PROBLEM: Using the listing that follows, return every line with the word "amount".
[[ SUPPLIED MATERIAL open ]]
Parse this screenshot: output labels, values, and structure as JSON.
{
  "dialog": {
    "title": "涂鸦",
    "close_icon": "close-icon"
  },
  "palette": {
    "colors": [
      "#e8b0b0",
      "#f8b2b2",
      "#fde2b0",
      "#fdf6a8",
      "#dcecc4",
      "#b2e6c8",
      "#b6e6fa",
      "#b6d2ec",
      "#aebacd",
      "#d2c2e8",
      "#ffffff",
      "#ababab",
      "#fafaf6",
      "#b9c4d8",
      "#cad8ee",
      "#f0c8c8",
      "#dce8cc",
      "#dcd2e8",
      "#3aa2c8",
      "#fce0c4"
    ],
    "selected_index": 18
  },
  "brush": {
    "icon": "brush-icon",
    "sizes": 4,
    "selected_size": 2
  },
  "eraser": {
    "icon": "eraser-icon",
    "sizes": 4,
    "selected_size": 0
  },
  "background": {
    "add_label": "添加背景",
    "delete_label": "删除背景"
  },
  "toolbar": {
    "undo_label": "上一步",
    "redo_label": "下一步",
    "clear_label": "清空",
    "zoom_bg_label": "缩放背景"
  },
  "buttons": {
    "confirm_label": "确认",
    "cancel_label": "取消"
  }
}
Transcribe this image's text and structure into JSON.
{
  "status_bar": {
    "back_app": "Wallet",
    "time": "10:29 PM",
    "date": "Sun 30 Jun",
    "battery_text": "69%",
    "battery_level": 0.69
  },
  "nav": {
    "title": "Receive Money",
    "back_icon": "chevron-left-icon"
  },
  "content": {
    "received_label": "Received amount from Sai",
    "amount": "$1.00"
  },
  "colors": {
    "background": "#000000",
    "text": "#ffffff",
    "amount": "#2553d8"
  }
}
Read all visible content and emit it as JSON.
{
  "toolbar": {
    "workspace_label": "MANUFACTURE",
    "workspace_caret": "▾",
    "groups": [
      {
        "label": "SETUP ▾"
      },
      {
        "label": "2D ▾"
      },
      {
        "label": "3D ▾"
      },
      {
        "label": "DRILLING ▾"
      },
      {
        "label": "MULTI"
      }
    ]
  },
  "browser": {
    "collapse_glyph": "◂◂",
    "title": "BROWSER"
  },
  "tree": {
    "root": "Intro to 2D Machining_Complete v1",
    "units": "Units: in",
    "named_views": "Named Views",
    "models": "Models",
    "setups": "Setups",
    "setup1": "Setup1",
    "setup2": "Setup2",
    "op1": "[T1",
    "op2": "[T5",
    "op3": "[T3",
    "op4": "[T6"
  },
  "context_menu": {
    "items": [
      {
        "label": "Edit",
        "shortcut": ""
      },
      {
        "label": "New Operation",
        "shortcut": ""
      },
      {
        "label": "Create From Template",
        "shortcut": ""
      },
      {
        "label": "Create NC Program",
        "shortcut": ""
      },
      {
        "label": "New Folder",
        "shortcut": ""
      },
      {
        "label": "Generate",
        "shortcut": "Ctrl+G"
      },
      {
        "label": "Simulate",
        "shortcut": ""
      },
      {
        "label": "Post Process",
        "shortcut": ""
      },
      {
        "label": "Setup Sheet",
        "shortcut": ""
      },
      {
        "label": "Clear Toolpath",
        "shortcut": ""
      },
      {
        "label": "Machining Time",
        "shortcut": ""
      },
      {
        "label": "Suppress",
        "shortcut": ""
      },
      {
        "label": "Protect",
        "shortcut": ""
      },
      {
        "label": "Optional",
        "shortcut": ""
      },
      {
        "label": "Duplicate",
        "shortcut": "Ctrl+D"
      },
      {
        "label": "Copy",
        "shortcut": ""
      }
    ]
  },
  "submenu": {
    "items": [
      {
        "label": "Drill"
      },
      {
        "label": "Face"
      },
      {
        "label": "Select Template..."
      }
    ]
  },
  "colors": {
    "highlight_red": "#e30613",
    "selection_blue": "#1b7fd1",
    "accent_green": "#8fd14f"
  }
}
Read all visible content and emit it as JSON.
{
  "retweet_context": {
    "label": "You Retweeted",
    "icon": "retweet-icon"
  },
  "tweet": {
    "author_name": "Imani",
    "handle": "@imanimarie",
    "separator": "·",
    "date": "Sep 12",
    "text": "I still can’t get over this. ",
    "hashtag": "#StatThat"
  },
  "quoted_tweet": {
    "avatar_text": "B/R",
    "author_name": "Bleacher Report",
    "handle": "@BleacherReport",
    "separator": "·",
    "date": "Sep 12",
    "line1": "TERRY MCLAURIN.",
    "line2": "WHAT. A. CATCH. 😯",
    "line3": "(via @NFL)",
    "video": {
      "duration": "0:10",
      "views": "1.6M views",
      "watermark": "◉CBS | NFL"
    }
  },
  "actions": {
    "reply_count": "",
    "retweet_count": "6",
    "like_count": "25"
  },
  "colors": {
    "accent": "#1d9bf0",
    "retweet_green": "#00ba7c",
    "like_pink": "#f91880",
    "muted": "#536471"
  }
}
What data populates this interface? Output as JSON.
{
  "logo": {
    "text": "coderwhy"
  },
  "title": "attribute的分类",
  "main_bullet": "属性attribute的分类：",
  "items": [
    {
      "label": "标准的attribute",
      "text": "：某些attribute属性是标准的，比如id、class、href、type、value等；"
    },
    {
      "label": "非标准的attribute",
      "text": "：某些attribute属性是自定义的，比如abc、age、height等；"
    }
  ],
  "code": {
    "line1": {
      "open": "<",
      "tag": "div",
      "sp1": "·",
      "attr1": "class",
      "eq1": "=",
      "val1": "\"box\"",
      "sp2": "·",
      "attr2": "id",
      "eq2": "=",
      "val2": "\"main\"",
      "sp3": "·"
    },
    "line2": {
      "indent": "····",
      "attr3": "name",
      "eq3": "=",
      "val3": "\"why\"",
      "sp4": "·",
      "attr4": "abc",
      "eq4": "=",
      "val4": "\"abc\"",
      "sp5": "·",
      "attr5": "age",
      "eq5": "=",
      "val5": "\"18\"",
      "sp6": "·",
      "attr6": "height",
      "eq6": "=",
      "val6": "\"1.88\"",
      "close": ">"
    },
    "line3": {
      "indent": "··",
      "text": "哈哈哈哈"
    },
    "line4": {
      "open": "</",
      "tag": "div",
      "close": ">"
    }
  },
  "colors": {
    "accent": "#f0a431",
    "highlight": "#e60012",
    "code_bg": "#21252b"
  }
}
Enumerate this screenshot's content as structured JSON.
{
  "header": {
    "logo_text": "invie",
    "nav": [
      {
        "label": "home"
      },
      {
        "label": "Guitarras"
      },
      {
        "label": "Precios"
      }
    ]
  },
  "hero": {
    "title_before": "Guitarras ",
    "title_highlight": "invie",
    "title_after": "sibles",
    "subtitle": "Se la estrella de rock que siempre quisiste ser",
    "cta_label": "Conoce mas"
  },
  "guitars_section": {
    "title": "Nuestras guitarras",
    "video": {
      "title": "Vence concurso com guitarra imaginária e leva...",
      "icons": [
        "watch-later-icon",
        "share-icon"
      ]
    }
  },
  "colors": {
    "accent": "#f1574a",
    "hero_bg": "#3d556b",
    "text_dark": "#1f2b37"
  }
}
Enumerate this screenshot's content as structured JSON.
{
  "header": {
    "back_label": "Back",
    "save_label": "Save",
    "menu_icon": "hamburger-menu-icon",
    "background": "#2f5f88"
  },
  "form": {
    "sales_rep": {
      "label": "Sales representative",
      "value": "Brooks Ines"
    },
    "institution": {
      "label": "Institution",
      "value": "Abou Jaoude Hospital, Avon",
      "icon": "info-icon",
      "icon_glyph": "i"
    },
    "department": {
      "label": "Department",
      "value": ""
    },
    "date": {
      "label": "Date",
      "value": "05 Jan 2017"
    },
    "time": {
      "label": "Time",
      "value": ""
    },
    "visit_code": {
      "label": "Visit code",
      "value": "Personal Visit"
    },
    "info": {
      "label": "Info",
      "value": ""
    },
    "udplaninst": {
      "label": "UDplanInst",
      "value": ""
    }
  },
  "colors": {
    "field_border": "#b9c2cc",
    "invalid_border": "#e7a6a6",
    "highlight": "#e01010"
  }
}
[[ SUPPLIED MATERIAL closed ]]
SOLUTION FOR THIS TASK:
    "received_label": "Received amount from Sai",
    "amount": "$1.00"
    "amount": "#2553d8"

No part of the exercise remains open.